## [HOW TO COMPLETE THIS TASK]
Select, from the data, each line where "legend" occurs.

Data records for software interfaces:
========

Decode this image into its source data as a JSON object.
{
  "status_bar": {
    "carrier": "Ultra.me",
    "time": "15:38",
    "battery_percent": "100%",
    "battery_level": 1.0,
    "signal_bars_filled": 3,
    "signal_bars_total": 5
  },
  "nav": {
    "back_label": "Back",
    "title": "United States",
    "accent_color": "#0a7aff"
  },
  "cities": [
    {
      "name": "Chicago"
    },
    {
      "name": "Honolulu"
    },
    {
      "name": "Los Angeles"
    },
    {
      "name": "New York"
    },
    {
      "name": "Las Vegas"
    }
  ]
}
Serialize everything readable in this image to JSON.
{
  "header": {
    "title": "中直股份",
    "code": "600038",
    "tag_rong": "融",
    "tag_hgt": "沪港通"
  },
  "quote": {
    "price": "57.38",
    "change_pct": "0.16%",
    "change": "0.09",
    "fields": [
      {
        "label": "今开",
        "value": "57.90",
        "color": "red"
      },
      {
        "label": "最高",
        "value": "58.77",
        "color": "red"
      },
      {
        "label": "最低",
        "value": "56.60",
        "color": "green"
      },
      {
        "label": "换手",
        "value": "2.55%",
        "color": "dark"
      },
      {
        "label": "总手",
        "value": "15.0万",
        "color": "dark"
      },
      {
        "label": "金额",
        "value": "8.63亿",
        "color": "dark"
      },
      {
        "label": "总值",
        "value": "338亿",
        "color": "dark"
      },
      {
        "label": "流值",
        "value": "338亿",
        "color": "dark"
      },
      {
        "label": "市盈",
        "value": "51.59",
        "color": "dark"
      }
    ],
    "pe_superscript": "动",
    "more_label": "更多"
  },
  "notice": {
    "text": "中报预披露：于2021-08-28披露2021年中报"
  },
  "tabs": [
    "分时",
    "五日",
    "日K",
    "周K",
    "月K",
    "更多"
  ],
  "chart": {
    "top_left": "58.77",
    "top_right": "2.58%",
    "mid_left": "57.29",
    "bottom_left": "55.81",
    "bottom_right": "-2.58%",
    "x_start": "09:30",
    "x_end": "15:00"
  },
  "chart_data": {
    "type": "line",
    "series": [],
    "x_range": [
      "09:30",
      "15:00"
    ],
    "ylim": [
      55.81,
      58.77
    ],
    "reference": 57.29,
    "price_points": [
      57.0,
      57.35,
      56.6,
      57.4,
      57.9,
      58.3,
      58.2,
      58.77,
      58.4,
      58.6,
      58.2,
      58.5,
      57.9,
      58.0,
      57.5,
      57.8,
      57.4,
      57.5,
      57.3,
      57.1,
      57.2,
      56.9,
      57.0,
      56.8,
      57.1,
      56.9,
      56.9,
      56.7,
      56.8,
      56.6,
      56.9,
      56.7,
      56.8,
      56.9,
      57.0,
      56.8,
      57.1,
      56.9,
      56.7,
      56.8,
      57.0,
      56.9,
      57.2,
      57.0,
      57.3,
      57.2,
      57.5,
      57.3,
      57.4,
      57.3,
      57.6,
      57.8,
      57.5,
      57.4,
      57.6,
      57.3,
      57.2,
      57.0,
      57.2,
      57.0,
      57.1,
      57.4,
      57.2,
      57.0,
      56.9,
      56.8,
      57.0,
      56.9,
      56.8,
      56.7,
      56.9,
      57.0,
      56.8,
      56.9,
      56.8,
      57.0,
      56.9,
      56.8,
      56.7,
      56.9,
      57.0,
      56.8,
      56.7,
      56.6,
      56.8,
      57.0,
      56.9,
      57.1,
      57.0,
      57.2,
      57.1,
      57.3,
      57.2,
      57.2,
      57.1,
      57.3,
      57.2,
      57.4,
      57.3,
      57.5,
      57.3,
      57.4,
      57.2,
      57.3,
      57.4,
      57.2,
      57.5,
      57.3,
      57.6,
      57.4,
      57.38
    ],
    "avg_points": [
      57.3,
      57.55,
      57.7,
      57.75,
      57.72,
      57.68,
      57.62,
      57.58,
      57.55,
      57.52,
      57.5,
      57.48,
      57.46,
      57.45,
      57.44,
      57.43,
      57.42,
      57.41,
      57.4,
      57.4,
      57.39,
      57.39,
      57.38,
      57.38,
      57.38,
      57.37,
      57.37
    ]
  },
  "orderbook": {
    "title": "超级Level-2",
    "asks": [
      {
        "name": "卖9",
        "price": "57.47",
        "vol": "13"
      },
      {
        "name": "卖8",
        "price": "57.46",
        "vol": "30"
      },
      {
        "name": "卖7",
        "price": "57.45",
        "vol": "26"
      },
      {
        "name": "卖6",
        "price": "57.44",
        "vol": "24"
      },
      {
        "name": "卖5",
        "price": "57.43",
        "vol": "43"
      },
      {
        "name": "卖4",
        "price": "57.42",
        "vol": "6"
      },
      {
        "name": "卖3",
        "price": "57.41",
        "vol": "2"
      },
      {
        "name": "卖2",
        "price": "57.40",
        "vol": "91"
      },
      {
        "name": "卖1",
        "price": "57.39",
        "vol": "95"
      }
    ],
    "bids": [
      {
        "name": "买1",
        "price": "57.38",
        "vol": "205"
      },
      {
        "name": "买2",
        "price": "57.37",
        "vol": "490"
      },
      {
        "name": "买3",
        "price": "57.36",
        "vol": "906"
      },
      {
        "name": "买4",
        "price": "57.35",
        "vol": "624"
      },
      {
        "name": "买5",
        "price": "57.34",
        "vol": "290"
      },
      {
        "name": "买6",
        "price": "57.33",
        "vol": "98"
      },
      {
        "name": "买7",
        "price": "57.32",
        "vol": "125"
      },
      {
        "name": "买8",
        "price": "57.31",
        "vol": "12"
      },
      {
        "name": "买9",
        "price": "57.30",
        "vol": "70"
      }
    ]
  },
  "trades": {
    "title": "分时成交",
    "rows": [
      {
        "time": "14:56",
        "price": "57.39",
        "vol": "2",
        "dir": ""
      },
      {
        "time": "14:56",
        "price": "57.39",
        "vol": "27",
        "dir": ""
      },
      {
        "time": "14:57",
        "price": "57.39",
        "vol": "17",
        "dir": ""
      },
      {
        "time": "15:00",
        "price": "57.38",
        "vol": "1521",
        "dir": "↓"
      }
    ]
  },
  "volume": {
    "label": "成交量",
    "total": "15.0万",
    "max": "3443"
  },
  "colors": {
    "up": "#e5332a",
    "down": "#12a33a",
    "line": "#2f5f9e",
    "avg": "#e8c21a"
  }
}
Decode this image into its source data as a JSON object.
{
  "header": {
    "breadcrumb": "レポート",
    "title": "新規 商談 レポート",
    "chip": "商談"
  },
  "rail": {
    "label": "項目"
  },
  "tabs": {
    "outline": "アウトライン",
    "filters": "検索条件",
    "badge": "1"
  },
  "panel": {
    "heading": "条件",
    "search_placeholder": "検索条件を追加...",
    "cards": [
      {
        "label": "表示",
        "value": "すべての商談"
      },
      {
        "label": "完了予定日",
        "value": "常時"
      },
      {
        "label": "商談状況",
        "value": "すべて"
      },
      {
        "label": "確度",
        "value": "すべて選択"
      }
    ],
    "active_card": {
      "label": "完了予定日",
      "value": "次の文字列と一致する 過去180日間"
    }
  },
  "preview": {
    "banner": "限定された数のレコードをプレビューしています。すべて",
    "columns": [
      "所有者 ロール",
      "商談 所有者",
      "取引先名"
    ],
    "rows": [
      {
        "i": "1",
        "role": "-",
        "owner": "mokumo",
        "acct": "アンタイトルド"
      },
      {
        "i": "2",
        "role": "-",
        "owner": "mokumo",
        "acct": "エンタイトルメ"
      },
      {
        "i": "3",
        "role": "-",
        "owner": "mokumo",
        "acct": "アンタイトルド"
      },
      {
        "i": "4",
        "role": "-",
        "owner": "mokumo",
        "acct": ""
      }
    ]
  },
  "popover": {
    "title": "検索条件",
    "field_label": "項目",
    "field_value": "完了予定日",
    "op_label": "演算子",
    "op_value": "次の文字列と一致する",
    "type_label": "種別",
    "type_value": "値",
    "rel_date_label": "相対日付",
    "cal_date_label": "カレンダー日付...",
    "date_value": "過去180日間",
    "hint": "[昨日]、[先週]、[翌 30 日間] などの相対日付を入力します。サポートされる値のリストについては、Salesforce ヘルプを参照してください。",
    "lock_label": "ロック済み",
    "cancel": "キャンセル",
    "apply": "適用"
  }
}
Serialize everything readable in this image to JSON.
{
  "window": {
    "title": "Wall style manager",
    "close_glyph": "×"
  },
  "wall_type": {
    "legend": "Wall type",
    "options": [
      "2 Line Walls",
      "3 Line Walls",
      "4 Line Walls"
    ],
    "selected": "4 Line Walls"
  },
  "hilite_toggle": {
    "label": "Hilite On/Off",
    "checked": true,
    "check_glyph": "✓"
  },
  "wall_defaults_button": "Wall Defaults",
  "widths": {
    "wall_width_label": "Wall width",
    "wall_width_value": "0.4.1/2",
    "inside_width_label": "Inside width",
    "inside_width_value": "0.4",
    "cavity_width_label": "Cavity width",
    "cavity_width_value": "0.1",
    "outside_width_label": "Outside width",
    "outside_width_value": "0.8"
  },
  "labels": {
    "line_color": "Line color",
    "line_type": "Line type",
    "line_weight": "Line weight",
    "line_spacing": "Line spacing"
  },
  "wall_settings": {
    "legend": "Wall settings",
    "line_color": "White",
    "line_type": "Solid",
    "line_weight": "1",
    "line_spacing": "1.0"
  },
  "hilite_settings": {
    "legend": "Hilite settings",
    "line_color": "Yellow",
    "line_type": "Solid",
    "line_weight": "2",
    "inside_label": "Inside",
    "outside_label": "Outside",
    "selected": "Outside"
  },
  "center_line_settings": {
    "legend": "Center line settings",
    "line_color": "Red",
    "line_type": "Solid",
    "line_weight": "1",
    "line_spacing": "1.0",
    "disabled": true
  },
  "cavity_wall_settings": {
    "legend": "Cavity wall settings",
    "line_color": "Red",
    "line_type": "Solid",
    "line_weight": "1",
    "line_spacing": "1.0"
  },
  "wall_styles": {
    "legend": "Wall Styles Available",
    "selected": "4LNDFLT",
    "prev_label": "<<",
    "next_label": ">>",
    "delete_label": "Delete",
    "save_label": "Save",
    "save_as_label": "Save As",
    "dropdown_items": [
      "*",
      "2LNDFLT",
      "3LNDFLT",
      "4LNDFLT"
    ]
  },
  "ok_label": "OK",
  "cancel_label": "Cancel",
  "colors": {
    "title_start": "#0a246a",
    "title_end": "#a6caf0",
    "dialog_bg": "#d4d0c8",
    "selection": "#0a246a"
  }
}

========

## [RESPONSE BELOW]
    "legend": "Wall type",
    "legend": "Wall settings",
    "legend": "Hilite settings",
    "legend": "Center line settings",
    "legend": "Cavity wall settings",
    "legend": "Wall Styles Available",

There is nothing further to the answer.